New research from the Human Flourishing Program at Harvard provides a snapshot of the COVID-19 pandemic’s toll on wellbeing in the U.S. According to the study, self-reported ratings on all six “flourishing domains”—happiness and life satisfaction, mental and physical health, meaning and purpose, character and virtue, close social relationships, and financial and material stability—went down between January and June 2020, with some going down much more than others.
The study was published October 19, 2020 in the Journal of Internal Medicine.
The largest decline was for financial and material stability (down from 5.7 to 4.8 points out of 10), according to the study.
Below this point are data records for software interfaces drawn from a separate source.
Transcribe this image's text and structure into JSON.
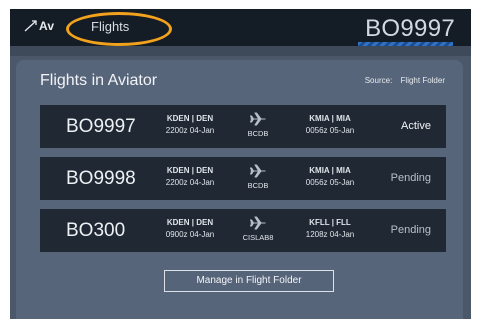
{
  "topbar": {
    "brand_text": "Av",
    "flights_tab_label": "Flights",
    "current_flight": "BO9997"
  },
  "modal": {
    "title": "Flights in Aviator",
    "source_label": "Source:",
    "source_value": "Flight Folder",
    "manage_button_label": "Manage in Flight Folder"
  },
  "flights": [
    {
      "flight_id": "BO9997",
      "dep_route": "KDEN | DEN",
      "dep_time": "2200z 04-Jan",
      "tail": "BCDB",
      "arr_route": "KMIA | MIA",
      "arr_time": "0056z 05-Jan",
      "status": "Active"
    },
    {
      "flight_id": "BO9998",
      "dep_route": "KDEN | DEN",
      "dep_time": "2200z 04-Jan",
      "tail": "BCDB",
      "arr_route": "KMIA | MIA",
      "arr_time": "0056z 05-Jan",
      "status": "Pending"
    },
    {
      "flight_id": "BO300",
      "dep_route": "KDEN | DEN",
      "dep_time": "0900z 04-Jan",
      "tail": "CISLAB8",
      "arr_route": "KFLL | FLL",
      "arr_time": "1208z 04-Jan",
      "status": "Pending"
    }
  ],
  "colors": {
    "highlight_ring": "#f2a21c",
    "topbar_bg": "#141c26",
    "row_bg": "#1f2833",
    "modal_bg": "#57657a"
  },
  "icons": {
    "brand": "aviator-logo-icon",
    "plane": "airplane-icon"
  }
}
Happiness and life satisfaction had the next largest drop, from 6.9 to 6.2.
The researchers were surprised to find only a modest decline in social relationships (down from 6.9 to 6.7). This may be because declines in self-assessments from people who live alone were offset by gains from others who have found their relationships with loved ones strengthened by the additional time at home, first author and Human Flourishing Program Director Tyler VanderWeele, John L. Loeb and Frances Lehman Loeb Professor of Epidemiology at Harvard T.H. Chan School of Public Health, wrote in an October 20, 2020 Psychology Today blog post.
Noting that the financial domain was the one in which his team saw the greatest individual variability, VanderWeele suggested that those who have been less affected—and indeed may have more savings given reduced opportunities for spending—may want to consider making charitable donations.
“Generous contributions to individuals and institutions in need can help to shore up societal flourishing and promote the common good, even in the present challenging circumstances,” he wrote, adding that evidence suggests that making donations may also benefit the giver’s wellbeing.
Read the Psychology Today post: National Well-Being Before and During the Pandemic